End-of-the-Year Planning You Should Be Doing Now

By Russell W. Hall, CFP®


As we approach the end of the year and the arrival of the holiday season here in Orange County, it’s a good time to look over your finances and do some year-end planning. Here are five items you should check:

1. Retirement savings: Saving to a 401(k) at work? Make sure you’re contributing enough to get the company match (if available). And if you’re able to contribute the maximum amount—$18,500 if you’re under 50, or $24,500 over 50—double-check that you’ll meet those totals by the end of year.

We often get the question of traditional 401(k) versus Roth 401(k). The answer usually comes down to taxes—you’d usually use a Roth 401(k) if you are young, or if your income is low now and you expect it to be higher in retirement. However, most people will be better off using a traditional 401(k) because the tax benefits are more valuable to them today.

If you’re self-employed and want to set up an individual 401(k) plan, note that you have until December 31 to get that established. Other types of plans, like SEP-IRAs or SIMPLE IRAs, can be opened before filing tax returns.

2. Investment tax planning: If you have a non-retirement account (individual, TOD, trust) with investments, see if there are any losses available. You can sell the investment to take the loss, which will offset gains from other investments or up to $3,000 of ordinary income. Make sure you don’t repurchase what you sold for at least 31 days—and if you buy another investment in the meantime, make sure it is different enough to avoid running afoul of the IRS. Switching between two different share classes of the same mutual fund to take a tax loss wouldn’t work, for instance, and neither would selling a fund in a taxable account and buying it at the same time in an IRA.

If you expect to be in a lower tax bracket (under $77,200 for married, $38,600 for single), see if you have taxable long-term gains, since those can be sold at 0% federal tax. Note that in California and other states, you’ll still pay state income tax. Also, although the gains are taxed at 0%, the amount is included in your adjusted gross income and could increase taxes on other items. Another strategy with large capital gains is to gift them away to charity—see the comments on gifting below.

3. Required minimum distribution (RMD): Over 70 ½ and have an IRA, old 401(k), or other retirement account? Make sure you take the required distribution by the end of the year. If you don’t, the IRS can charge a penalty of 50% of the RMD amount not taken and then make you take the distribution anyway. This is also true for inherited IRA accounts, including inherited Roth IRAs. For more details about RMDs, see our article “Answers About Required Minimum Distributions.”

If you are over 70 ½ and charitably inclined, you can also give away part or all of your RMD directly to your favorite charities. This is called a qualified charitable distribution, or QCD. The QCD amount is not part of your taxable income, which can help lower taxation of Social Security and possibly lower Medicare premiums, among other things. If you’re interested in this, you’ll want to start the process as soon as you can because brokerage firms get busy at the end of the year. Note that you have to be over 70 ½ at the time of the distribution, not just anytime during the year, and that the QCD can come only from an IRA [including old SEP or SIMPLE IRAs, but not a 401(k) or 403(b)].

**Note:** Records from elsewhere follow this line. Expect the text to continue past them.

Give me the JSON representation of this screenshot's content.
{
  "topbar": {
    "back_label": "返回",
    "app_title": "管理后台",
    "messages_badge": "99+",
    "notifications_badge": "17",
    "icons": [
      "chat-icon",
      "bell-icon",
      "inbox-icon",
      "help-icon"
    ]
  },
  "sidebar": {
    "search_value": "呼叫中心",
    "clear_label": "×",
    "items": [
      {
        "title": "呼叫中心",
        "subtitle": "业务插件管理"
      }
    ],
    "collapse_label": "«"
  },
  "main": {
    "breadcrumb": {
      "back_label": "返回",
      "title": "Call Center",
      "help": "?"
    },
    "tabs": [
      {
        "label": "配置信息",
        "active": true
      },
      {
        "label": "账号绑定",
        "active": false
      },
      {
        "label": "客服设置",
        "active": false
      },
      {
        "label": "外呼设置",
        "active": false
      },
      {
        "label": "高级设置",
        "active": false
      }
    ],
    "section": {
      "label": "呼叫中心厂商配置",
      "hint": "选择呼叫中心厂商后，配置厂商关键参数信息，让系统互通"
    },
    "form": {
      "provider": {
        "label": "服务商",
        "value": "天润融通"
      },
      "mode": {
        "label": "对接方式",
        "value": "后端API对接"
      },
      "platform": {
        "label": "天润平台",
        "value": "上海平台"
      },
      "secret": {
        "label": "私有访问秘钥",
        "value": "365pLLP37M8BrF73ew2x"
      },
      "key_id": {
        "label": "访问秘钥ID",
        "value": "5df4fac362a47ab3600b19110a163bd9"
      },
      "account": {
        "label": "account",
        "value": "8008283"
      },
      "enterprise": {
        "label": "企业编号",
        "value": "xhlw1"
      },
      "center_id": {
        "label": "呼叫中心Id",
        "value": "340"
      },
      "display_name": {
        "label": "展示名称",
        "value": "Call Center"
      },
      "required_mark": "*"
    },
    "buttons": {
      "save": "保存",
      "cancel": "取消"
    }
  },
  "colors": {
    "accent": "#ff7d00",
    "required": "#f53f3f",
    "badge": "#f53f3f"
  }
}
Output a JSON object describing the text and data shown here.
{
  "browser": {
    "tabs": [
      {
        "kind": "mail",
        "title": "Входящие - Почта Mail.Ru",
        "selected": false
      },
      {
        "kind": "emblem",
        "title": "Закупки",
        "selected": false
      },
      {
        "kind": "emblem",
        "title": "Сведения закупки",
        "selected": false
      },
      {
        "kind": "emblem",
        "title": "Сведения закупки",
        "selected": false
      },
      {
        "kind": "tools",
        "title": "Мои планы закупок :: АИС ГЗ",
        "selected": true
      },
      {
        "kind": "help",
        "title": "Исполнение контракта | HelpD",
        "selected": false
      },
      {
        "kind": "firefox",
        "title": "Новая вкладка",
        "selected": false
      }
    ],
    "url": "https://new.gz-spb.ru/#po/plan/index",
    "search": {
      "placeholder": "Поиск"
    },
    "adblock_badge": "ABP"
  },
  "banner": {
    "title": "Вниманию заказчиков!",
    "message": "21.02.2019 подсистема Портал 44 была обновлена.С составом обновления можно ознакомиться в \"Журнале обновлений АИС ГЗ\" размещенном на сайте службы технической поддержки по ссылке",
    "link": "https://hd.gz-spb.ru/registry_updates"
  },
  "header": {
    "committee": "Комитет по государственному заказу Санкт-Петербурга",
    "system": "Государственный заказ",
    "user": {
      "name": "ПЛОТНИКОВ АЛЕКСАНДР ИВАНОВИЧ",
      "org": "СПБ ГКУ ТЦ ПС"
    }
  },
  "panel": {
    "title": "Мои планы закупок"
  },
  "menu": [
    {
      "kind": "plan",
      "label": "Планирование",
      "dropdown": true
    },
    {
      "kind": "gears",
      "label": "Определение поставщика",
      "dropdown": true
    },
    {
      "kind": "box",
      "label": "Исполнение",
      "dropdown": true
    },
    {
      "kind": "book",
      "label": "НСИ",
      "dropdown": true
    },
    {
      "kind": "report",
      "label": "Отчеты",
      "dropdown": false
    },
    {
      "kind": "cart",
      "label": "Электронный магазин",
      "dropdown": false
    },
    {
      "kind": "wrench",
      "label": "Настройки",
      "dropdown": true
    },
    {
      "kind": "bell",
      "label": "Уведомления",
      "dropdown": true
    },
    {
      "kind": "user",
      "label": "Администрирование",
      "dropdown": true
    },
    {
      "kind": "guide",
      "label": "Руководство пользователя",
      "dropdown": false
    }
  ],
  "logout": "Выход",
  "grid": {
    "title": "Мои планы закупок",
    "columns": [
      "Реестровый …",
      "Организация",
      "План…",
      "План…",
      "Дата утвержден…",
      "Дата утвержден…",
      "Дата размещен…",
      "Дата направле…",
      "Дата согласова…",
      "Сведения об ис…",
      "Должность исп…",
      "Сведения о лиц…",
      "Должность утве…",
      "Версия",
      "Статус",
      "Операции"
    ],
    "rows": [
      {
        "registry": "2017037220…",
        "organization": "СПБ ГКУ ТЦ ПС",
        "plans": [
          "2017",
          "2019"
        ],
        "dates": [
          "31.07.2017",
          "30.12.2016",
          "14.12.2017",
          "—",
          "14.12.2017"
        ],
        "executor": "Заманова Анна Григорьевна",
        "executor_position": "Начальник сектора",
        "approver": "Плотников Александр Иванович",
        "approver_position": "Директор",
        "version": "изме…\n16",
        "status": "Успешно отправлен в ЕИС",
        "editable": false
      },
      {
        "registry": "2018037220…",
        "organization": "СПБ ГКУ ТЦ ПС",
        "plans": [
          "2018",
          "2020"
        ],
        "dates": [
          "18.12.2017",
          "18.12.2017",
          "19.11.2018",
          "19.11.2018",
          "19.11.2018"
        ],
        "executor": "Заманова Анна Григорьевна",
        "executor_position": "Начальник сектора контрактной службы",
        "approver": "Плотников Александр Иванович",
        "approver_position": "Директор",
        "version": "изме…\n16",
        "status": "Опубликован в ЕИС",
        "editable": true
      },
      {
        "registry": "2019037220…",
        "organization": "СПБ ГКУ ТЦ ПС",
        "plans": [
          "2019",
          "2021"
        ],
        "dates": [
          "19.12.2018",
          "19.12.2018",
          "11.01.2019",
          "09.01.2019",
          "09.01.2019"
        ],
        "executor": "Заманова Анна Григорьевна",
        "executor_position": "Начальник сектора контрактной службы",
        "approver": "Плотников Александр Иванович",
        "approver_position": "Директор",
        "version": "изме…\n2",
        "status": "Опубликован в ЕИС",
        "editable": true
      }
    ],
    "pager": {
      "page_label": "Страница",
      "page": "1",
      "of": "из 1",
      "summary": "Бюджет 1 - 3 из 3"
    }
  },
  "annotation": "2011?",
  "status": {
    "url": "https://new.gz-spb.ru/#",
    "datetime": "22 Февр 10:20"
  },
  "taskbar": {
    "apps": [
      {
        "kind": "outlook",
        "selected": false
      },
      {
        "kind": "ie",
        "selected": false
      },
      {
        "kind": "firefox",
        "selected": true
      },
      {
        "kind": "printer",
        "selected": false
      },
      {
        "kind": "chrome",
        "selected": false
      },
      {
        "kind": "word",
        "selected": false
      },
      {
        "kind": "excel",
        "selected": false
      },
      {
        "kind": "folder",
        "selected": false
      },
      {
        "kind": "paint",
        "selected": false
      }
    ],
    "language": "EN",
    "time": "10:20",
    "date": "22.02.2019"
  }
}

4. Gifting: Another option for charitable gifts is to give away appreciated stock or mutual funds from your taxable investment account (individual account, TOD, trust). Most charities are able to accept those investments, and there are no tax consequences for the charity to sell the holding. Doing this allows you to avoid paying tax on the gain, so it’s more tax efficient than selling the investment yourself and then donating the proceeds. If you are considering gifting appreciated stock versus doing a QCD from your IRA, check with your tax preparer. We have seen clients benefit more from one strategy over another.

For other types of giving, this year you are allowed to gift $15,000 to any person without tax consequences. For married couples, this means that they can give up to $30,000 to an individual without having to file paperwork or use up some of their lifetime gift exemption. This can be a good strategy for funding 529 college savings accounts for grandkids, because of a special rule for 529s that allows five years of gift funding in the first year.

5. Roth IRA conversion: Although not as attractive as before because of a recent tax law change, converting to a Roth IRA can be beneficial in some situations. A conversion involves transferring assets from an IRA or other retirement account to a Roth IRA. You pay income tax on the value of the conversion, but once the money is in the Roth IRA, it will never be taxed again.

Roth conversions can be a great strategy if your income is much lower during a particular year due to being out of work or for some other reason. However, you want to plan carefully since you can’t undo the conversion once it’s done.

These five items are among the many things that we consider for clients each year. If you’d like more information, schedule a 15-minute discovery call with a fee-only financial advisor to discuss your personal situation.

Russell W. Hall, CFP®